Khabaronline on January 26 ran a report on Iran’s turquoise. The following is a partial translation of the report:
A turquoise mine in Neyshabur – in Khorasan Razavi Province – is the world’s largest, but the shining stones extracted from the mine are traded around the world as if they come from Turkey.
The use of traditional extraction methods – explosives – which cause irreparable damage to the mine and reduce the real value of the gemstone is one reason why the Iranian gem has been unable to live up to its name on global markets.
This comes as countries such as India and the US, whose mines are not on a par with Iran’s, use scientific extraction methods, something which has pushed up the added value in extracted products.
After India and Brazil, Iran is the third producer of decorative stones, but Iran’s Firoza [the Persian name of the gem] is known around the world as turquoise [derived from an Old French word for “Turkish”] only because it is traded in Turkey.

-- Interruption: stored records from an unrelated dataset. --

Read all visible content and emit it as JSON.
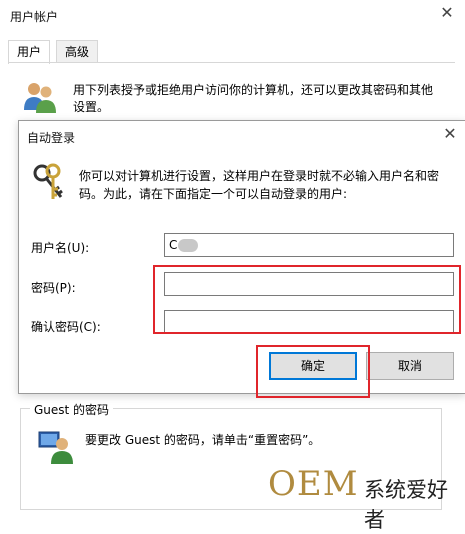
{
  "background_window": {
    "title": "用户帐户",
    "close": "✕",
    "tabs": [
      {
        "label": "用户"
      },
      {
        "label": "高级"
      }
    ],
    "description": "用下列表授予或拒绝用户访问你的计算机，还可以更改其密码和其他设置。",
    "guest": {
      "legend": "Guest 的密码",
      "text": "要更改 Guest 的密码，请单击“重置密码”。"
    }
  },
  "dialog": {
    "title": "自动登录",
    "close": "✕",
    "description": "你可以对计算机进行设置，这样用户在登录时就不必输入用户名和密码。为此，请在下面指定一个可以自动登录的用户:",
    "labels": {
      "username": "用户名(U):",
      "password": "密码(P):",
      "confirm": "确认密码(C):"
    },
    "fields": {
      "username": "C",
      "password": "",
      "confirm": ""
    },
    "buttons": {
      "ok": "确定",
      "cancel": "取消"
    }
  },
  "watermark": {
    "oem": "OEM",
    "text": "系统爱好者"
  },
  "colors": {
    "highlight": "#e0252b",
    "focus": "#0078d7",
    "watermark_gold": "#b08b3f"
  },
  "icons": {
    "users": "users-icon",
    "keys": "keys-icon",
    "guest": "guest-user-icon",
    "close": "close-icon"
  }
}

Iran is sitting pretty when it comes to decorative and exterior façade stones; it has about four billion tons of decorative stones with an annual production of over 13.5 million tons.
Decorative stones are found in many Iranian provinces, among them East and West Azerbaijan, Isfahan, Khorasan, Fars, Central, Hamadan, Sistan and Baluchestan, and Zanjan.
Behrooz Borna, an official with Iran’s Geological Survey Organization, says that Iran has six stocks of precious and semi-precious stones, but it has yet to make it to the world ranking.
Processed turquoise can earn Iran higher added value. Investment is needed to encourage more turquoise exports and gain more foreign revenues as a result.